[Problem requirements] Set the entries down again exactly; none may be skipped.

[Source records]
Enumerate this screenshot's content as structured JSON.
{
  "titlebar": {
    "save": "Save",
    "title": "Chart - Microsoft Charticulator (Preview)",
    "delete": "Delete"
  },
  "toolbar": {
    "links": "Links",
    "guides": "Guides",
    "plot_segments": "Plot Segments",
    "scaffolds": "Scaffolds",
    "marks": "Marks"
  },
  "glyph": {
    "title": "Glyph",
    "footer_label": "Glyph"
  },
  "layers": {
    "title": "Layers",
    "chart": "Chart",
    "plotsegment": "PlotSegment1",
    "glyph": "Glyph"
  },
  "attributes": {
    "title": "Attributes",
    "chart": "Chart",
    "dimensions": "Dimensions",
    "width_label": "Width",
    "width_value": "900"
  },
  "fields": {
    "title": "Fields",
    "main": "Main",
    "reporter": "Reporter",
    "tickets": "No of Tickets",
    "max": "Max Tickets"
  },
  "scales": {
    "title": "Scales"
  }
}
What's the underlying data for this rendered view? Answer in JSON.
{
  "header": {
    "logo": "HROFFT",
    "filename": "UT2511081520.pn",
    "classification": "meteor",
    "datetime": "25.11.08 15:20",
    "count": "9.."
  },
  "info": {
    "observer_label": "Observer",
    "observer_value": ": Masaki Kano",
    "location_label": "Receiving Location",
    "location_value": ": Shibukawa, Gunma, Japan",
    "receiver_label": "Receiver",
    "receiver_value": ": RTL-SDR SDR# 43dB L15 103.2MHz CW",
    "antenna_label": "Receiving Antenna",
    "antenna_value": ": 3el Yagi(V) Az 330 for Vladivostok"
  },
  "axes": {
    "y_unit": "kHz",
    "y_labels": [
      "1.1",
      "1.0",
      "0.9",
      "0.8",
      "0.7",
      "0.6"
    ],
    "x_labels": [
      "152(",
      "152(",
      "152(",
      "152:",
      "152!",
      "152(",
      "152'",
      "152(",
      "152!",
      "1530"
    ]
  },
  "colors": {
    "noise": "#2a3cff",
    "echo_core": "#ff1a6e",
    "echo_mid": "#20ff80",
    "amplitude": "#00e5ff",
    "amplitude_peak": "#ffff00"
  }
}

[Finished exercise]
Enumerate this screenshot's content as structured JSON.
{
  "titlebar": {
    "save": "Save",
    "title": "Chart - Microsoft Charticulator (Preview)",
    "delete": "Delete"
  },
  "toolbar": {
    "links": "Links",
    "guides": "Guides",
    "plot_segments": "Plot Segments",
    "scaffolds": "Scaffolds",
    "marks": "Marks"
  },
  "glyph": {
    "title": "Glyph",
    "footer_label": "Glyph"
  },
  "layers": {
    "title": "Layers",
    "chart": "Chart",
    "plotsegment": "PlotSegment1",
    "glyph": "Glyph"
  },
  "attributes": {
    "title": "Attributes",
    "chart": "Chart",
    "dimensions": "Dimensions",
    "width_label": "Width",
    "width_value": "900"
  },
  "fields": {
    "title": "Fields",
    "main": "Main",
    "reporter": "Reporter",
    "tickets": "No of Tickets",
    "max": "Max Tickets"
  },
  "scales": {
    "title": "Scales"
  }
}
What's the underlying data for this rendered view? Answer in JSON.
{
  "header": {
    "logo": "HROFFT",
    "filename": "UT2511081520.pn",
    "classification": "meteor",
    "datetime": "25.11.08 15:20",
    "count": "9.."
  },
  "info": {
    "observer_label": "Observer",
    "observer_value": ": Masaki Kano",
    "location_label": "Receiving Location",
    "location_value": ": Shibukawa, Gunma, Japan",
    "receiver_label": "Receiver",
    "receiver_value": ": RTL-SDR SDR# 43dB L15 103.2MHz CW",
    "antenna_label": "Receiving Antenna",
    "antenna_value": ": 3el Yagi(V) Az 330 for Vladivostok"
  },
  "axes": {
    "y_unit": "kHz",
    "y_labels": [
      "1.1",
      "1.0",
      "0.9",
      "0.8",
      "0.7",
      "0.6"
    ],
    "x_labels": [
      "152(",
      "152(",
      "152(",
      "152:",
      "152!",
      "152(",
      "152'",
      "152(",
      "152!",
      "1530"
    ]
  },
  "colors": {
    "noise": "#2a3cff",
    "echo_core": "#ff1a6e",
    "echo_mid": "#20ff80",
    "amplitude": "#00e5ff",
    "amplitude_peak": "#ffff00"
  }
}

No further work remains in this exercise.